He did a cross section of his characters that night, Thin White to Ziggy. His facial musculature as he sang, it’s composure, for each song was different. The timing of how his brow fell on a sentence, the tension in the cheek muscles. His posture made his clothes fall in a very particular way, and depending on the character, it might be perfectly still, or unsteady. Very subtle movements you can’t see on television. 
The net effect was two things. One, “this person is completely committed to this character”. Not evidenced by a coarse stage acting of the raising of the eyebrows, but in the gravitas of the tension - or lack of - in the facial muscle movements. On the movie screen, you get a hint of this on a tight closeup with a narrow lens with some star actors.  Though as part of that you don’t see the poise of the person. It’s not the same effect. 
When it’s in front of you, it’s extremely compelling; like an exotic animal, it’s art. This guy stalked around the stage as different personas for an hour, for each song, illustrated a different “animal”, a blend of effects he physically created. This was educational for me, because you read anecdotes from people talking about the “physical presence” of a famous or historical person, and you think it’s hyperbole - it’s not.
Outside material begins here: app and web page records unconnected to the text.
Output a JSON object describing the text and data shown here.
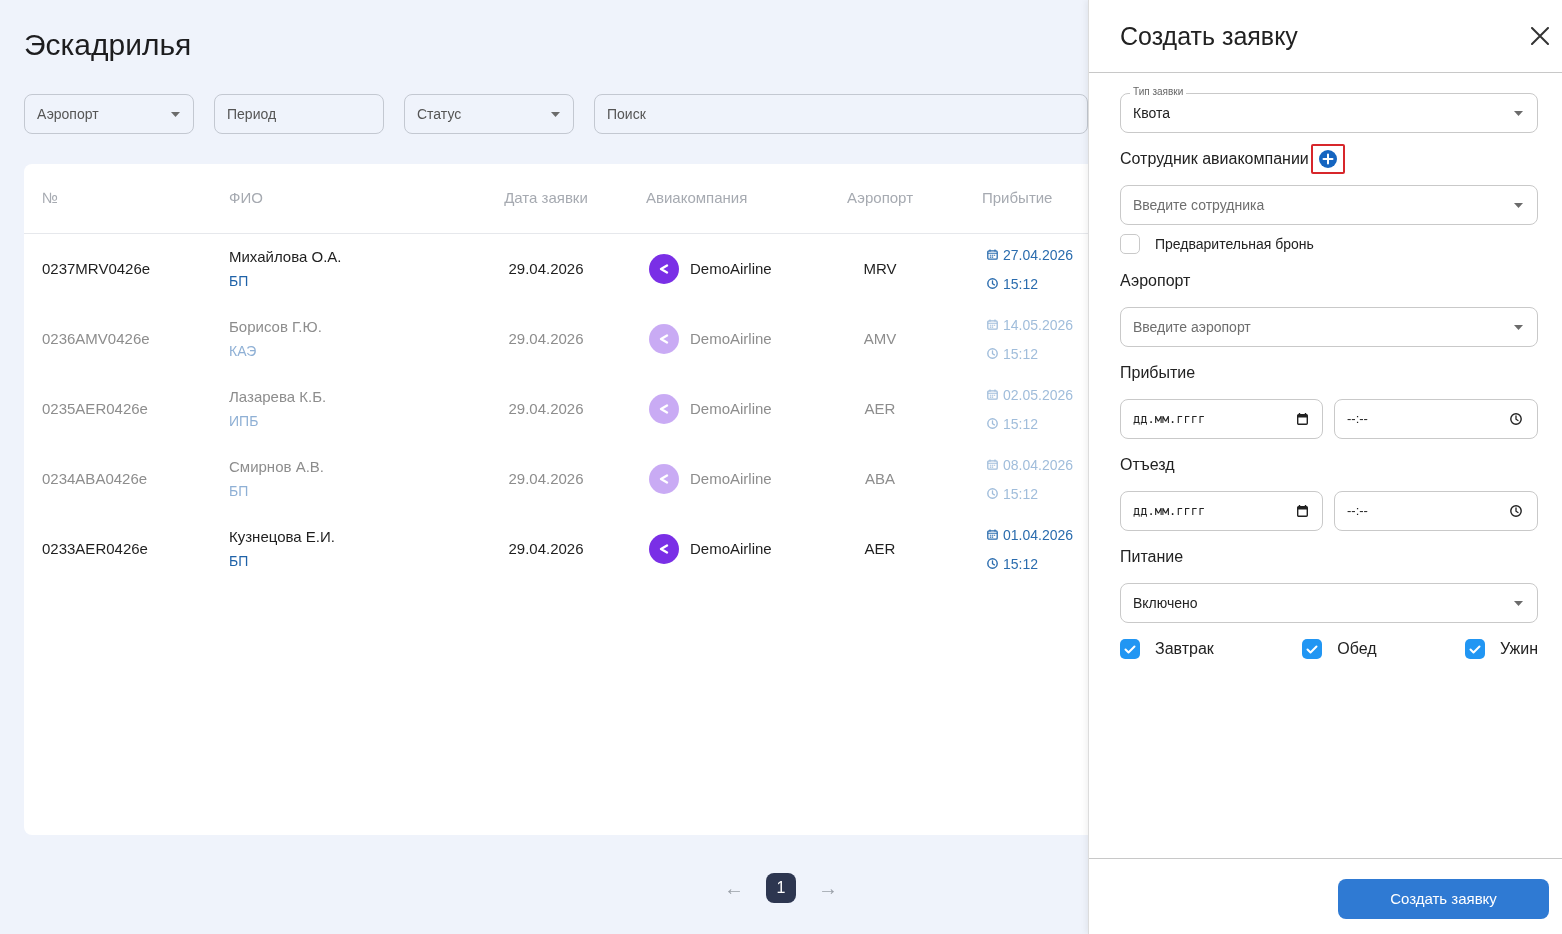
{
  "page_title": "Эскадрилья",
  "filters": [
    {
      "kind": "select",
      "placeholder": "Аэропорт"
    },
    {
      "kind": "input",
      "placeholder": "Период"
    },
    {
      "kind": "select",
      "placeholder": "Статус"
    },
    {
      "kind": "search",
      "placeholder": "Поиск"
    }
  ],
  "table": {
    "columns": [
      "№",
      "ФИО",
      "Дата заявки",
      "Авиакомпания",
      "Аэропорт",
      "Прибытие"
    ],
    "rows": [
      {
        "number": "0237MRV0426e",
        "name": "Михайлова О.А.",
        "category": "БП",
        "request_date": "29.04.2026",
        "airline": "DemoAirline",
        "airport": "MRV",
        "arrival_date": "27.04.2026",
        "arrival_time": "15:12",
        "dimmed": false
      },
      {
        "number": "0236AMV0426e",
        "name": "Борисов Г.Ю.",
        "category": "КАЭ",
        "request_date": "29.04.2026",
        "airline": "DemoAirline",
        "airport": "AMV",
        "arrival_date": "14.05.2026",
        "arrival_time": "15:12",
        "dimmed": true
      },
      {
        "number": "0235AER0426e",
        "name": "Лазарева К.Б.",
        "category": "ИПБ",
        "request_date": "29.04.2026",
        "airline": "DemoAirline",
        "airport": "AER",
        "arrival_date": "02.05.2026",
        "arrival_time": "15:12",
        "dimmed": true
      },
      {
        "number": "0234ABA0426e",
        "name": "Смирнов А.В.",
        "category": "БП",
        "request_date": "29.04.2026",
        "airline": "DemoAirline",
        "airport": "ABA",
        "arrival_date": "08.04.2026",
        "arrival_time": "15:12",
        "dimmed": true
      },
      {
        "number": "0233AER0426e",
        "name": "Кузнецова Е.И.",
        "category": "БП",
        "request_date": "29.04.2026",
        "airline": "DemoAirline",
        "airport": "AER",
        "arrival_date": "01.04.2026",
        "arrival_time": "15:12",
        "dimmed": false
      }
    ]
  },
  "pagination": {
    "previous": "←",
    "pages": [
      {
        "label": "1",
        "selected": true
      }
    ],
    "next": "→"
  },
  "request_form": {
    "title": "Создать заявку",
    "request_type": {
      "label": "Тип заявки",
      "value": "Квота"
    },
    "employee": {
      "label": "Сотрудник авиакомпании",
      "placeholder": "Введите сотрудника",
      "add_highlighted": true
    },
    "pre_booking": {
      "label": "Предварительная бронь",
      "checked": false
    },
    "airport": {
      "label": "Аэропорт",
      "placeholder": "Введите аэропорт"
    },
    "arrival": {
      "label": "Прибытие",
      "date_placeholder": "дд.мм.гггг",
      "time_placeholder": "--:--"
    },
    "departure": {
      "label": "Отъезд",
      "date_placeholder": "дд.мм.гггг",
      "time_placeholder": "--:--"
    },
    "meals": {
      "label": "Питание",
      "value": "Включено",
      "options": [
        {
          "label": "Завтрак",
          "checked": true
        },
        {
          "label": "Обед",
          "checked": true
        },
        {
          "label": "Ужин",
          "checked": true
        }
      ]
    },
    "submit": "Создать заявку"
  }
}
Some people on the planet have what I might call an “extroverted kinesthetic high I.Q.”, and awareness of what their physicality is conveying in conjunction with being able to manipulate it for effect. When people talk about Bill Clinton’s “personal charisma”, or Elvis’ “charm” - as if it’s something you don’t know, they’re saying it because they realize perhaps it really is something you don’t know. 
Just like having a high musical I.Q., or verbal intelligence, I think this can be a phenomena that is a top-percentile bracket that one just does not commonly experience. In turn, being aware of such a thing could be completely off your radar. 
In this sense I think seeing Bowie live is actually something akin to seeing history in front of you: a rare, unique individual. I can imagine how someone with this subtle control of personal affect could become famous in other ways, for better or worse. He used it to maximal effect for art. 
Two (yes, I remember I wrote “two things”) - that character-induced effort to control facial musculature was having an impact on his vocal delivery. 
It sounds silly, but when you talk with a smile on your face you sound different, even if you think you are being neutral in your delivery, than if you frown. With Bowie, jutting out the angle of his chin, holding it there, or holding a sideways frown - while singing imparted a subtlety to the sound of the delivery. It yielded the conviction required to sell the character. It imbued color and character. Something that is mostly lacking in 21st century vocal delivery, with it’s perfectly-mediocre, staid execution. 
I’m not the biggest Bowie fan, apart from a handful of songs I like greatly. I thought his show would be interesting, but I did not expect captivating. Something akin to enjoying watching Nicholson flip out, or Walken simply be “Walken”, except in 3D in front of you; but with much more potency than is conveyed through secondary media.
It makes me wonder what it’s like to see someone like a De Niro, Dustin Hoffman, 6 feet in front of you in real life portraying a character. Is it a similar potency, that while diluted through a lens still comes across? A thought I would not have pondered prior to seeing - literally - David Bowie.